Reader, she did not know…
Story is all about transformation. Our protagonists need to want something, struggle to get it, and be changed by the end of the narrative arc. It took over 50,000 words before I realized that I did not entirely know what my protagonist wanted. Sure, the scenes were clear, but the themes kept changing.
I’m embarrassed to admit it, because … er, since it is a memoir, I am the protagonist.
Then, she started writing fiction…
In the last few months, I’ve been outlining what I hope will be the scaffolding for a novel. As I write through journaling prompts and beat structure, I’ve started to explore what my fictional hero wants. At first, I gave her an external desire—the belief that, “If only I could achieve this one thing, my life will be better.” I brainstormed a bunch of obstacles to keep her from attaining that goal. Then, I thought about why this character believes that this external goal will change her life? What does she think achieving this goal will give her?
As I answered questions about my fictional protagonist, something clicked. Once I moved further into my outline, imagining plot points as I went, I could see that my fictional hero and my memoir hero kiiinda want the same thing [insert forehead slap here].
Whether I’m making it up or exploring my own life, I seem to always come back to themes of identity and belonging. Though no less vulnerable, writing fiction feels less personal somehow. I still worry about entertaining the reader, but I’m relieved to not be the character on the page.
She is transformed (ehh, but still learning… )
Intentionally or not, I think that writers explore the same topics—making sense of their own human longings and needs—from different perspectives in different ways. Sometimes we do it without even realizing it.

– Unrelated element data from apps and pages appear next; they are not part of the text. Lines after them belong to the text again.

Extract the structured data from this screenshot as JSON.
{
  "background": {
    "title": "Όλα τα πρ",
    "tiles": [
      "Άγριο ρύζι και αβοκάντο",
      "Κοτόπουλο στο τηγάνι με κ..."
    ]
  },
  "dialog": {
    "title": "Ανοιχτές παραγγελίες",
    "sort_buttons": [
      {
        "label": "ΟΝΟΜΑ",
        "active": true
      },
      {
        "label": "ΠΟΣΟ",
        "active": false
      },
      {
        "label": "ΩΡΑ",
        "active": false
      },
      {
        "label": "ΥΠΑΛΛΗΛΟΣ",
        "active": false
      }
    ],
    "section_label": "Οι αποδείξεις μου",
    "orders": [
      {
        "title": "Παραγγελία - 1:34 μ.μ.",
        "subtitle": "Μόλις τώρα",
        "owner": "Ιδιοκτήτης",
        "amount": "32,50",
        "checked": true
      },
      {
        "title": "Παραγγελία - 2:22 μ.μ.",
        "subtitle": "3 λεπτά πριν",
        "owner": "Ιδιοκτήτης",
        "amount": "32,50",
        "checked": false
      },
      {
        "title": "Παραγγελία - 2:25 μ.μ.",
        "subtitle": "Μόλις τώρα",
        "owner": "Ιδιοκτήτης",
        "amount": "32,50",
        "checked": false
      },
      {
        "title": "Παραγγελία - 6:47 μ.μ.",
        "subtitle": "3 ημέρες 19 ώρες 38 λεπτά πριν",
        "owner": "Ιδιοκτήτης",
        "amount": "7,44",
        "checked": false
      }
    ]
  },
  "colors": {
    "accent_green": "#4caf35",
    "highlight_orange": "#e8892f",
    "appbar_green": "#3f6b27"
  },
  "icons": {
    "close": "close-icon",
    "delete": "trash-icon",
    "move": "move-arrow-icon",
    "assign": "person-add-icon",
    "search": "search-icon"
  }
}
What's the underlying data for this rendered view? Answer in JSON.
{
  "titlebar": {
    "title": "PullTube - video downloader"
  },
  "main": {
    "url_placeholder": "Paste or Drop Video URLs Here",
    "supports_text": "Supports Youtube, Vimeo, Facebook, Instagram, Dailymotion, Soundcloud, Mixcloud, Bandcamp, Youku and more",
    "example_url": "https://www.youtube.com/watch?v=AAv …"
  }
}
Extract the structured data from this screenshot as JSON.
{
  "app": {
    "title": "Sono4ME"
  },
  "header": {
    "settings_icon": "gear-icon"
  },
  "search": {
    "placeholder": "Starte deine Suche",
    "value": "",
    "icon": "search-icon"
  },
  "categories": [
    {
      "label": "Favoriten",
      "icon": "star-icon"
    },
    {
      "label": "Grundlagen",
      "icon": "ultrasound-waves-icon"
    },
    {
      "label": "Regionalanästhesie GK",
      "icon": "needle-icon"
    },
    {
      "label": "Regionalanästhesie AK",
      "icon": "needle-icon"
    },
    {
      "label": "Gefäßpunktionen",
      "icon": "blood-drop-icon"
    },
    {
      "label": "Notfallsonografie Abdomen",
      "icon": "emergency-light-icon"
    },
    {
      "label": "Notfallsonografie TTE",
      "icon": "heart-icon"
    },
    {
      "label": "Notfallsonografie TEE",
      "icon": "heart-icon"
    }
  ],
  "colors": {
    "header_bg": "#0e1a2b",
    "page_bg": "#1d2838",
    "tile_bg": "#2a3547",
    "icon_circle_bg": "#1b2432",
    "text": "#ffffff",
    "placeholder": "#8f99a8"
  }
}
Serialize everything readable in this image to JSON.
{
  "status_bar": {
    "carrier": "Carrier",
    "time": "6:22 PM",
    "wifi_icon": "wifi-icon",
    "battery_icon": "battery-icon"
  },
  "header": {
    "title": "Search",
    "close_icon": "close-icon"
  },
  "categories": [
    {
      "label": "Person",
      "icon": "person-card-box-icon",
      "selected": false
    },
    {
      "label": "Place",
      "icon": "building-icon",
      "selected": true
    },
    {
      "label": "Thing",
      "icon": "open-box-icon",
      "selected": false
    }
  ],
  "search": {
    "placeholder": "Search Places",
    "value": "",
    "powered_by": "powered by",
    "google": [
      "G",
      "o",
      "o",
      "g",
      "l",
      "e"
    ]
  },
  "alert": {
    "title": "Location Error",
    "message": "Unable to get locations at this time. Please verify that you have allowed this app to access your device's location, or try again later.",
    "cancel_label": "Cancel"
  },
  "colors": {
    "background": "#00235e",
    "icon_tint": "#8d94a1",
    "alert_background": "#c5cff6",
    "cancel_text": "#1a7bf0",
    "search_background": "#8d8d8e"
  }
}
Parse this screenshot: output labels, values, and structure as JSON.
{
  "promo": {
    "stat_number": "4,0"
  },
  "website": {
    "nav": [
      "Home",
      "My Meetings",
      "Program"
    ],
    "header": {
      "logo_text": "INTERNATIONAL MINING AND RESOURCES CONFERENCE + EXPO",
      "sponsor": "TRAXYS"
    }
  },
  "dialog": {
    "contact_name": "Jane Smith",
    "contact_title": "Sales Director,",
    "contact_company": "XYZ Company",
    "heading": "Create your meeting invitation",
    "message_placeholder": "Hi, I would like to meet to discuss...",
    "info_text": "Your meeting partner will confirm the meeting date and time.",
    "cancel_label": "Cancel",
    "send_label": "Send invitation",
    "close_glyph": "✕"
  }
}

The story, I’ve learned, will reveal itself through the writing … I just didn’t know that it would take writing fiction to reveal the real story within my memoir.